I tell the smallest ones that their great-grandmother always used to tell her grandchildren they smelled "like a May morning!" after a bath. I tell them how I could always count on their great-great-grandfather to fix my toys when they broke. I tell the oldest one—now 12—about the people I've discovered on our family tree. And to my surprise, she listens with rapt attention.
I started telling her about my genealogy adventures soon after I met her. She is my daughter's step-daughter and came into our lives when she was seven. Her first encounter with my ancestors came when the two of us went to Plimoth Plantation with a church group. We went into each of the small, thatched-roof cottages there, and I pondered aloud with her about what life must have been like for the Pilgrims. We came to the "home of John Alden," and I told her that he was my 9th great-grandfather. She spoke briefly with the Alden re-enactors in the little house, and giggled as we walked away. "Is he really your 9th great-grandfather?" she asked. I explained that they were just actors, but that I really was related to John Alden. She's always remembered that.
Over the next year, she seemed to take an interest in any of the genealogy discoveries I tried to announce to the family. While everyone else smirked and rolled their eyes, she seemed to hang on my every word. I thought she was just being polite. But then I started talking about a "genealogy field trip" to New Hampshire to look for ancestral evidence, and she begged me to take her along.
I packed a lunch for the two of us, brought my notes and charts, and we headed off. On the hour-and-a-half drive to our destination, I talked to her about our quarry: my husband's great-great grandfather, who was allegedly an Indian. Our first stop was the city cemetery. The woman at the cemetery office told us that, yes, there was a Thomas Perkins buried there, and she gave me a map to the gravesite, as well as a copy of the interment card for that plot. I grew excited as I read the names on the interment card—I knew I'd hit the jackpot. My granddaughter shared my excitement and eagerly explored the graves with me when we finally found the family burial plot. We made a crude rubbing of Thomas' headstone for her to take home.
As I drove out of the cemetery, we chatted excitedly about our find. "Now who is Thomas again?" she asked. I thought maybe I should temper her enthusiasm. "You know," I said, "that Thomas isn't really your grandfather."
"I know," she answered, with a wisdom that belied her eight years, "but I don't do ‘steps'."
"Okay," I answered, relieved that she understood the complicated familial relationships, "In that case, he's your fourth great-grandfather."
I see my granddaughter a lot, and she almost never fails to ask me if I've discovered anyone new on the family tree. She was awed when I told her about by my great-grandfather's Civil War diary, which my brother had sent me, and when I finished transcribing it, she read every word. She became fond of "Mamie," my great-grandfather's first-born child, who died shortly after his return from active duty. When I announced that I wanted to go on another field trip to the cemetery where my great-grandfather is buried, my genealogy sidekick was more interested than ever and shared my hope that we'd find out more about little Mamie.

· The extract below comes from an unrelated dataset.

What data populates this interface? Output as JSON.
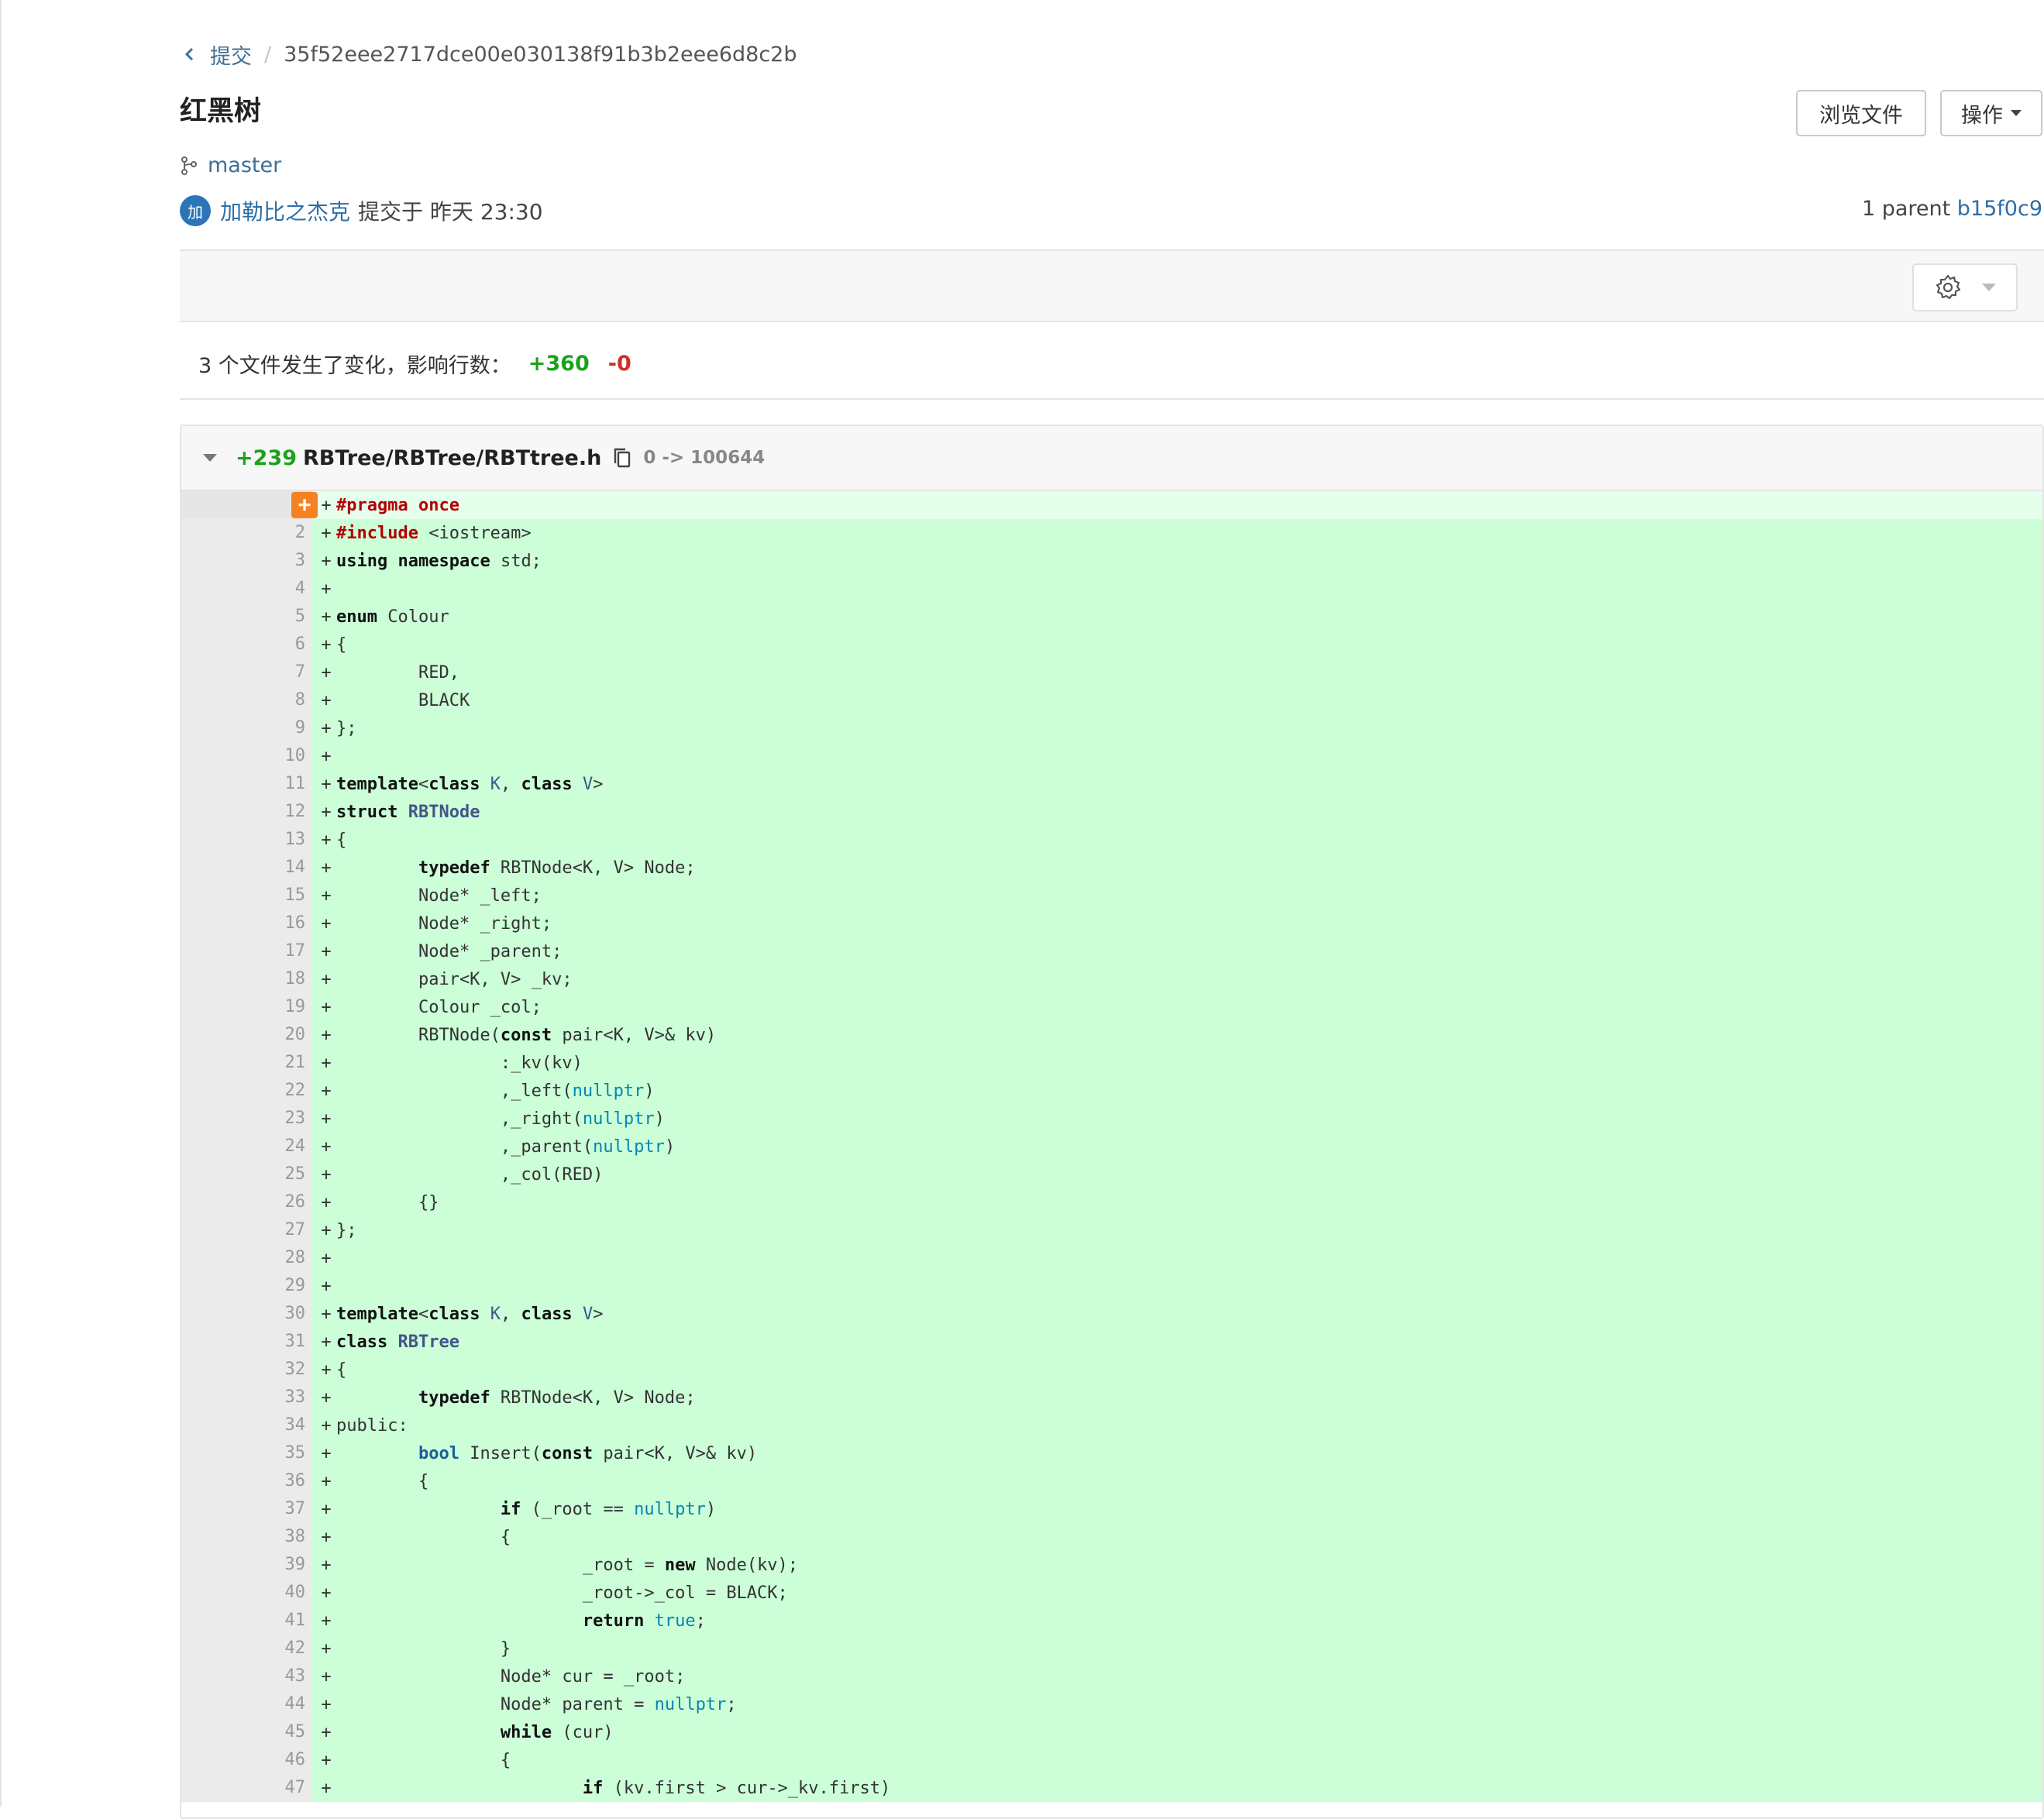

After a bit of walking around in the cemetery, we found the graves of my great-grandparents . . . and Mamie. My granddaughter was especially excited, as if she'd actually encountered Mamie herself. We both felt a tug at our hearts when we discovered Mamie was only 14 months old when she died, on August 26, 1865. I think my granddaughter was crying, though I'm not sure. She picked some wildflowers growing nearby and laid them on the grave, and sat by the headstone for a few minutes while I continued looking for signs of other ancestral kin. Mamie had become a real person for her, a little baby whose loss was to be mourned, 139 years after her death.
I marvel at my granddaughter's interest and often wonder where I went wrong with my own kids. But the answer is easy: I didn't talk to them about their heritage when they were small. They didn't have a sense of their own history, beyond their grandparents. I hadn't developed a real interest myself until they were adults, and by then the people I discovered on my family tree were "a bunch of dead people we never heard of," according to my son. In my youth it never occurred to me that teaching your family their history has to be an active, ongoing thing. In Native American cultures, ancestors are greatly revered, and their stories are carried on through a rich oral tradition. That's not a bad tradition to adopt. It helps make the ancient family real.
I've tried to guide my granddaughter's interest to her own family tree, as there are surely histories and mysteries to be mined there. I've sent her away with "homework," to interview her dad, his mother and his grandparents, and we've plugged her findings into a new family file on my computer. She's 12. She's interested in music, reading, playing with her friends, and boys. But she's also interested in genealogy, and maybe as she grows and matures she'll develop a sense of her own family history, and will keep that history alive with her own stories about the people in her family tree.